**Directions**
Nothing in the records should differ when they are repeated. Restate them word for word.

**Data in this exercise**
"""

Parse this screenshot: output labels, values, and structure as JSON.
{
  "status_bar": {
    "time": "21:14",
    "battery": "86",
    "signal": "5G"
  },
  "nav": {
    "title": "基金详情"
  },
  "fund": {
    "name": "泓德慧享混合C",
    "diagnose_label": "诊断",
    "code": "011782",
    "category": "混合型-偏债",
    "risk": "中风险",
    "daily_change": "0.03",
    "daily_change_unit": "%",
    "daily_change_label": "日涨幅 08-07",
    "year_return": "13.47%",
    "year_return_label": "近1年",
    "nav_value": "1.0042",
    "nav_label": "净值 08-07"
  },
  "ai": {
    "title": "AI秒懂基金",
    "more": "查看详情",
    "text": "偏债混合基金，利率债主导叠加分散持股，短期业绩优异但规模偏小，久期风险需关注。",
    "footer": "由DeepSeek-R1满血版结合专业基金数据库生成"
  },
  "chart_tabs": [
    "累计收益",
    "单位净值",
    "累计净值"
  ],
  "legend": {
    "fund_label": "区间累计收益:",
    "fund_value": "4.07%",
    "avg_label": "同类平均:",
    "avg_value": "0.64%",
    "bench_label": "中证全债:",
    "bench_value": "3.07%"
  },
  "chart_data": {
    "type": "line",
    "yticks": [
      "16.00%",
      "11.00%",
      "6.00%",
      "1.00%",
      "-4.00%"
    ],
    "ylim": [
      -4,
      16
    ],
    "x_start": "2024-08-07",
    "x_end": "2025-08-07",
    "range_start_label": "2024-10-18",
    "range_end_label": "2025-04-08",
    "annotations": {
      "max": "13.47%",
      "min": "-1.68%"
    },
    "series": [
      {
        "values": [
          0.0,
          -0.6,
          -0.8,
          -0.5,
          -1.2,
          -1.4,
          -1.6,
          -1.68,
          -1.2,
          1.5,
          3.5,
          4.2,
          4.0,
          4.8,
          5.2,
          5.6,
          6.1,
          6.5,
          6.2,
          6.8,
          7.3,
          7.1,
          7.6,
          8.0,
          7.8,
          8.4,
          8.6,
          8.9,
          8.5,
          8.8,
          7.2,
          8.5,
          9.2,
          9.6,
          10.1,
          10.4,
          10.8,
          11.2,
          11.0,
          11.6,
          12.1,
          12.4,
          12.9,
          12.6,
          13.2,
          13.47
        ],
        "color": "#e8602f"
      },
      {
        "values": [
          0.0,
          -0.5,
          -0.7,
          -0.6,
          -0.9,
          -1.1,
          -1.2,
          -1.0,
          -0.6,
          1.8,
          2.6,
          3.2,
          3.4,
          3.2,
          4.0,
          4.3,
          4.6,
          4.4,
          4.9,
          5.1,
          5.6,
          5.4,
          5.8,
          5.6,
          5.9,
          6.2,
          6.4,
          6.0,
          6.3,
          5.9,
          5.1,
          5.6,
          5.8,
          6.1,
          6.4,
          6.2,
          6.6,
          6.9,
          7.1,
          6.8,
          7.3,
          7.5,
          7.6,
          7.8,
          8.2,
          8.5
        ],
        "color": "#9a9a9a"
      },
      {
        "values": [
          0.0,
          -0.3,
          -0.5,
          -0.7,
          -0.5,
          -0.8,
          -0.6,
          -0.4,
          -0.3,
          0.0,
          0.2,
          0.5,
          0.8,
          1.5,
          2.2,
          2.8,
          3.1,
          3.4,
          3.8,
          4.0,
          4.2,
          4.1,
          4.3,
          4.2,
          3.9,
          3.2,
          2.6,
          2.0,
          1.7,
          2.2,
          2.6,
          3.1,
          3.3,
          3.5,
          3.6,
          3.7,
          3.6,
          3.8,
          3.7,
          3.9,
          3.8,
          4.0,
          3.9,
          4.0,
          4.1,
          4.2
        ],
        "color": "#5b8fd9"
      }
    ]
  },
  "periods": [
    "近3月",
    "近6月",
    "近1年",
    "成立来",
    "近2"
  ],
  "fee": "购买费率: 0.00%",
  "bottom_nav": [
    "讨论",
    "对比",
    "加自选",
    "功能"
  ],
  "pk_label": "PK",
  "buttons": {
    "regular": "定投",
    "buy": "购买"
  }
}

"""

**Answer for this exercise**
Parse this screenshot: output labels, values, and structure as JSON.
{
  "status_bar": {
    "time": "21:14",
    "battery": "86",
    "signal": "5G"
  },
  "nav": {
    "title": "基金详情"
  },
  "fund": {
    "name": "泓德慧享混合C",
    "diagnose_label": "诊断",
    "code": "011782",
    "category": "混合型-偏债",
    "risk": "中风险",
    "daily_change": "0.03",
    "daily_change_unit": "%",
    "daily_change_label": "日涨幅 08-07",
    "year_return": "13.47%",
    "year_return_label": "近1年",
    "nav_value": "1.0042",
    "nav_label": "净值 08-07"
  },
  "ai": {
    "title": "AI秒懂基金",
    "more": "查看详情",
    "text": "偏债混合基金，利率债主导叠加分散持股，短期业绩优异但规模偏小，久期风险需关注。",
    "footer": "由DeepSeek-R1满血版结合专业基金数据库生成"
  },
  "chart_tabs": [
    "累计收益",
    "单位净值",
    "累计净值"
  ],
  "legend": {
    "fund_label": "区间累计收益:",
    "fund_value": "4.07%",
    "avg_label": "同类平均:",
    "avg_value": "0.64%",
    "bench_label": "中证全债:",
    "bench_value": "3.07%"
  },
  "chart_data": {
    "type": "line",
    "yticks": [
      "16.00%",
      "11.00%",
      "6.00%",
      "1.00%",
      "-4.00%"
    ],
    "ylim": [
      -4,
      16
    ],
    "x_start": "2024-08-07",
    "x_end": "2025-08-07",
    "range_start_label": "2024-10-18",
    "range_end_label": "2025-04-08",
    "annotations": {
      "max": "13.47%",
      "min": "-1.68%"
    },
    "series": [
      {
        "values": [
          0.0,
          -0.6,
          -0.8,
          -0.5,
          -1.2,
          -1.4,
          -1.6,
          -1.68,
          -1.2,
          1.5,
          3.5,
          4.2,
          4.0,
          4.8,
          5.2,
          5.6,
          6.1,
          6.5,
          6.2,
          6.8,
          7.3,
          7.1,
          7.6,
          8.0,
          7.8,
          8.4,
          8.6,
          8.9,
          8.5,
          8.8,
          7.2,
          8.5,
          9.2,
          9.6,
          10.1,
          10.4,
          10.8,
          11.2,
          11.0,
          11.6,
          12.1,
          12.4,
          12.9,
          12.6,
          13.2,
          13.47
        ],
        "color": "#e8602f"
      },
      {
        "values": [
          0.0,
          -0.5,
          -0.7,
          -0.6,
          -0.9,
          -1.1,
          -1.2,
          -1.0,
          -0.6,
          1.8,
          2.6,
          3.2,
          3.4,
          3.2,
          4.0,
          4.3,
          4.6,
          4.4,
          4.9,
          5.1,
          5.6,
          5.4,
          5.8,
          5.6,
          5.9,
          6.2,
          6.4,
          6.0,
          6.3,
          5.9,
          5.1,
          5.6,
          5.8,
          6.1,
          6.4,
          6.2,
          6.6,
          6.9,
          7.1,
          6.8,
          7.3,
          7.5,
          7.6,
          7.8,
          8.2,
          8.5
        ],
        "color": "#9a9a9a"
      },
      {
        "values": [
          0.0,
          -0.3,
          -0.5,
          -0.7,
          -0.5,
          -0.8,
          -0.6,
          -0.4,
          -0.3,
          0.0,
          0.2,
          0.5,
          0.8,
          1.5,
          2.2,
          2.8,
          3.1,
          3.4,
          3.8,
          4.0,
          4.2,
          4.1,
          4.3,
          4.2,
          3.9,
          3.2,
          2.6,
          2.0,
          1.7,
          2.2,
          2.6,
          3.1,
          3.3,
          3.5,
          3.6,
          3.7,
          3.6,
          3.8,
          3.7,
          3.9,
          3.8,
          4.0,
          3.9,
          4.0,
          4.1,
          4.2
        ],
        "color": "#5b8fd9"
      }
    ]
  },
  "periods": [
    "近3月",
    "近6月",
    "近1年",
    "成立来",
    "近2"
  ],
  "fee": "购买费率: 0.00%",
  "bottom_nav": [
    "讨论",
    "对比",
    "加自选",
    "功能"
  ],
  "pk_label": "PK",
  "buttons": {
    "regular": "定投",
    "buy": "购买"
  }
}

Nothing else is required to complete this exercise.